··· Available data

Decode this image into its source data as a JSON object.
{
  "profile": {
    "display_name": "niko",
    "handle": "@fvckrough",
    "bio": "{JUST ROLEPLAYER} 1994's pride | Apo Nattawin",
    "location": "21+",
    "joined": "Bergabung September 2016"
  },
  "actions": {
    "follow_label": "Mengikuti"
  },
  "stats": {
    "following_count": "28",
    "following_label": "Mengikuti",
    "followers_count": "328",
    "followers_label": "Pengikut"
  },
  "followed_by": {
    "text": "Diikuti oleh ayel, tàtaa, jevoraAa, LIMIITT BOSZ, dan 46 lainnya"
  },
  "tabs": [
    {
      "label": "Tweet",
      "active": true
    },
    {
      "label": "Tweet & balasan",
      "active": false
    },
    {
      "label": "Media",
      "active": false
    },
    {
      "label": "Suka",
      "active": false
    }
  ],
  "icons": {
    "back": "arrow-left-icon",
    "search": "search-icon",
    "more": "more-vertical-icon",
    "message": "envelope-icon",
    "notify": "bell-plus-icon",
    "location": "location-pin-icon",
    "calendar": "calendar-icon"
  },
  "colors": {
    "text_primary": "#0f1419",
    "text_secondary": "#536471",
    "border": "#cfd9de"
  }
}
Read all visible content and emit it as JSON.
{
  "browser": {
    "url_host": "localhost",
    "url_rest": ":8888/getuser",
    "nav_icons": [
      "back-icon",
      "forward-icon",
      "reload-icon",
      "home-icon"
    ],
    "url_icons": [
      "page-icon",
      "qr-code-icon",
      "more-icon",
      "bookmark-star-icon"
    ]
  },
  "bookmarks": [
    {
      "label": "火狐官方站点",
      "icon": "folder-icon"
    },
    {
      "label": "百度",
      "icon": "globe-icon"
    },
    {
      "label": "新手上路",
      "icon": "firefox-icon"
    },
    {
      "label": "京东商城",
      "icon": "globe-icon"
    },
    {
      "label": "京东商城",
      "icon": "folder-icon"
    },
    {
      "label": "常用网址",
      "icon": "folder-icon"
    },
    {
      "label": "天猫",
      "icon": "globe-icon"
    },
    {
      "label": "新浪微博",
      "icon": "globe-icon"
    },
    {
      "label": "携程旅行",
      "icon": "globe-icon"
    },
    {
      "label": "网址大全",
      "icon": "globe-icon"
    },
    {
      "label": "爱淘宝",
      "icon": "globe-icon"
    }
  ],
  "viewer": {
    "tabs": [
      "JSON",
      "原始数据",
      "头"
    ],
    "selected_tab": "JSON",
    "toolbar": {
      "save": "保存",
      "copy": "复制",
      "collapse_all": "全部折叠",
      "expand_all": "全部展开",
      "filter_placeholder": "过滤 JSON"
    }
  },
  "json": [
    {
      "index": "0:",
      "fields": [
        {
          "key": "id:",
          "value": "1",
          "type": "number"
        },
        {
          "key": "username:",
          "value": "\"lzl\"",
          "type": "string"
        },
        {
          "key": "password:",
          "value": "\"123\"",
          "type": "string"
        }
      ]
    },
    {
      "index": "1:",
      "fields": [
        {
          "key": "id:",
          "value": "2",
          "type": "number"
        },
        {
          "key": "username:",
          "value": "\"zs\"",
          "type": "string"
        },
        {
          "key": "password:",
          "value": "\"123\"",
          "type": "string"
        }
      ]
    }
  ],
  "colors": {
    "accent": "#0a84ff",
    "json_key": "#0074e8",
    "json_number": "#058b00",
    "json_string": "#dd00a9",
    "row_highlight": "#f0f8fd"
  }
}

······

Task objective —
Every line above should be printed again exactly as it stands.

Exercise result —
Decode this image into its source data as a JSON object.
{
  "profile": {
    "display_name": "niko",
    "handle": "@fvckrough",
    "bio": "{JUST ROLEPLAYER} 1994's pride | Apo Nattawin",
    "location": "21+",
    "joined": "Bergabung September 2016"
  },
  "actions": {
    "follow_label": "Mengikuti"
  },
  "stats": {
    "following_count": "28",
    "following_label": "Mengikuti",
    "followers_count": "328",
    "followers_label": "Pengikut"
  },
  "followed_by": {
    "text": "Diikuti oleh ayel, tàtaa, jevoraAa, LIMIITT BOSZ, dan 46 lainnya"
  },
  "tabs": [
    {
      "label": "Tweet",
      "active": true
    },
    {
      "label": "Tweet & balasan",
      "active": false
    },
    {
      "label": "Media",
      "active": false
    },
    {
      "label": "Suka",
      "active": false
    }
  ],
  "icons": {
    "back": "arrow-left-icon",
    "search": "search-icon",
    "more": "more-vertical-icon",
    "message": "envelope-icon",
    "notify": "bell-plus-icon",
    "location": "location-pin-icon",
    "calendar": "calendar-icon"
  },
  "colors": {
    "text_primary": "#0f1419",
    "text_secondary": "#536471",
    "border": "#cfd9de"
  }
}
Read all visible content and emit it as JSON.
{
  "browser": {
    "url_host": "localhost",
    "url_rest": ":8888/getuser",
    "nav_icons": [
      "back-icon",
      "forward-icon",
      "reload-icon",
      "home-icon"
    ],
    "url_icons": [
      "page-icon",
      "qr-code-icon",
      "more-icon",
      "bookmark-star-icon"
    ]
  },
  "bookmarks": [
    {
      "label": "火狐官方站点",
      "icon": "folder-icon"
    },
    {
      "label": "百度",
      "icon": "globe-icon"
    },
    {
      "label": "新手上路",
      "icon": "firefox-icon"
    },
    {
      "label": "京东商城",
      "icon": "globe-icon"
    },
    {
      "label": "京东商城",
      "icon": "folder-icon"
    },
    {
      "label": "常用网址",
      "icon": "folder-icon"
    },
    {
      "label": "天猫",
      "icon": "globe-icon"
    },
    {
      "label": "新浪微博",
      "icon": "globe-icon"
    },
    {
      "label": "携程旅行",
      "icon": "globe-icon"
    },
    {
      "label": "网址大全",
      "icon": "globe-icon"
    },
    {
      "label": "爱淘宝",
      "icon": "globe-icon"
    }
  ],
  "viewer": {
    "tabs": [
      "JSON",
      "原始数据",
      "头"
    ],
    "selected_tab": "JSON",
    "toolbar": {
      "save": "保存",
      "copy": "复制",
      "collapse_all": "全部折叠",
      "expand_all": "全部展开",
      "filter_placeholder": "过滤 JSON"
    }
  },
  "json": [
    {
      "index": "0:",
      "fields": [
        {
          "key": "id:",
          "value": "1",
          "type": "number"
        },
        {
          "key": "username:",
          "value": "\"lzl\"",
          "type": "string"
        },
        {
          "key": "password:",
          "value": "\"123\"",
          "type": "string"
        }
      ]
    },
    {
      "index": "1:",
      "fields": [
        {
          "key": "id:",
          "value": "2",
          "type": "number"
        },
        {
          "key": "username:",
          "value": "\"zs\"",
          "type": "string"
        },
        {
          "key": "password:",
          "value": "\"123\"",
          "type": "string"
        }
      ]
    }
  ],
  "colors": {
    "accent": "#0a84ff",
    "json_key": "#0074e8",
    "json_number": "#058b00",
    "json_string": "#dd00a9",
    "row_highlight": "#f0f8fd"
  }
}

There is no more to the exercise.